And still, my mother is with me. I made pastry this morning for a quiche later in the day. A meal to thank a friend who will clamber up on a ladder with $20 worth of supplies and fix what is only occasionally and in very particular circumstances, a leak in my house. I stared at my hands, freckled from all the sun I have gotten. I started at the blunt fingers and too short nails. I stared at the ring I bought myself when Owen left. I stared at an area of new pink skin, left behind when I scratched a mosquito bite one too many times.

I see my mother in my writing. Not what I write here, but in the loops of my cursive/non cursive blend. I see it in my compulsive lists and scrawled notes. I see the work of her hands still in parts of my gardens. The plants are new, changed, transformed, but I can stand to left and down from the rhubarb and hear her jokes about putting rhubarb and strawberry plants and calling it the pie patch.

I see her in what she was not, what I am not.
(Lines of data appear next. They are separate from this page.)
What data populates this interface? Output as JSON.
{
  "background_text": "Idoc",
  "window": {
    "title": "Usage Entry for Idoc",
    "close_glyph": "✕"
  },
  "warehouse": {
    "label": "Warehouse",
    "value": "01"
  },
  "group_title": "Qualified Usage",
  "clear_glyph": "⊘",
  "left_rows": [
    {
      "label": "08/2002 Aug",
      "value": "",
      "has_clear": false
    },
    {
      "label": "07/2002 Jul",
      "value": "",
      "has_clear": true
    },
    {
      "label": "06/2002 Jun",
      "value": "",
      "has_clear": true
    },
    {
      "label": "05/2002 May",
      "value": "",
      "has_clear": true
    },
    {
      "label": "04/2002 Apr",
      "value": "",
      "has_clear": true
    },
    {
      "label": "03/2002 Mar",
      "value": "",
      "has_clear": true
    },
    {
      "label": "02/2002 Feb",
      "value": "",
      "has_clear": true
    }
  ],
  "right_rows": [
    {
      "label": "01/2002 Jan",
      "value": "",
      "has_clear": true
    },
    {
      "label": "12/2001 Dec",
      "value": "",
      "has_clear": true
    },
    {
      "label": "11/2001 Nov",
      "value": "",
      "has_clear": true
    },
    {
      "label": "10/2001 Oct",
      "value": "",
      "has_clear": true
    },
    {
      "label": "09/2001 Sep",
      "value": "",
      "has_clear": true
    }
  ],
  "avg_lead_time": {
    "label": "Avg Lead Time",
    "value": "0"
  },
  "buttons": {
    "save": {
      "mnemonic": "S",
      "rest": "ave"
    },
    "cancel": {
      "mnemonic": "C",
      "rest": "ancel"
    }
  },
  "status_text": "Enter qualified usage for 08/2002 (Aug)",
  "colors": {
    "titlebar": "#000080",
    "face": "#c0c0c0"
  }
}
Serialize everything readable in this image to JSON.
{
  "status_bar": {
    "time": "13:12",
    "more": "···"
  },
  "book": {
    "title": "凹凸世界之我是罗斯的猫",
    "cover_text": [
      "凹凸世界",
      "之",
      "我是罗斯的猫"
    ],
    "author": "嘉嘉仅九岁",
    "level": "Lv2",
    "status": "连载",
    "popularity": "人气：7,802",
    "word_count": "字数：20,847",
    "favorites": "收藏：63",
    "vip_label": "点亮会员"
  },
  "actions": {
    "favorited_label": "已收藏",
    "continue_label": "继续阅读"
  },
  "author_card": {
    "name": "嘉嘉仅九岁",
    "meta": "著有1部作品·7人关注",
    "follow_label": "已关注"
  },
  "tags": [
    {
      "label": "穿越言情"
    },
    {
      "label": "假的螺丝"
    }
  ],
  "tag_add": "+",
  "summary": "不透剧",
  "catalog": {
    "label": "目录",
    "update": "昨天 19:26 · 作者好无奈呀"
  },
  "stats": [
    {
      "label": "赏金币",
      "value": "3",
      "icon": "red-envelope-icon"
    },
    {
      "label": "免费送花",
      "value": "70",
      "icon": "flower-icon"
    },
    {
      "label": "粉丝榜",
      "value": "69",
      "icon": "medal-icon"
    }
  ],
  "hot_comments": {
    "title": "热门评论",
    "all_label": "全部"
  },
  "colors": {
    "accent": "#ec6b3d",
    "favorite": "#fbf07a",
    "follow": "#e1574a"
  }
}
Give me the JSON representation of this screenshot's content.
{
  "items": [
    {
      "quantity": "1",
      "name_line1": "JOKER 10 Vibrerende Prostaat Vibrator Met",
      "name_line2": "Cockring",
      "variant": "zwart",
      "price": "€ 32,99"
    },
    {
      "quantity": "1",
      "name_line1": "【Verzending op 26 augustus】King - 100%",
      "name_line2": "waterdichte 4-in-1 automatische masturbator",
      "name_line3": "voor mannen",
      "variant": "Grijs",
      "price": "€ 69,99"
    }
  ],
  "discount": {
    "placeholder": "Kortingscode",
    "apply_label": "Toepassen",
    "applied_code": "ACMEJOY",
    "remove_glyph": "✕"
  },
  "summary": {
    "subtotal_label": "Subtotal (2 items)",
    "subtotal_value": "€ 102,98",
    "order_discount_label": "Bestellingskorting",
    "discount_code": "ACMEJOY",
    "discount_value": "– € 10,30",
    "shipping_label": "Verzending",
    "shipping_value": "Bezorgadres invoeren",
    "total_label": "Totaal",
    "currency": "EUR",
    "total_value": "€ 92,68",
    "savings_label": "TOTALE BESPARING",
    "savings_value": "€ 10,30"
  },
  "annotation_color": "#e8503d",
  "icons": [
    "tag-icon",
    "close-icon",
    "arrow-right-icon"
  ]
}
In the pie plate filled with a light and flaky pastry. My mother’s pastry landed heavy, sodden. It sat uncomfortably in the middle of your being. I see it in my attempts to be kind, to be gracious and the careful thought about where and when and why I fail at this. I see it in my honesty about my current fragility.

I don’t know if I will get to the botanical garden, sit on her bench and tell her what has happened. I don’t know if I will climb up the stairs to the bell in the Japanese garden, pull back the log and let it swing forward. I don’t know if I will hear the bell ring out, summoning my mother, an accoustic reminder that I marked something beyond standard holidays.

And I don’t know if it matters. Perhaps I summon her as well when I stare at marks and freckles on my hands.

Posted in Uncategorized | 1 Comment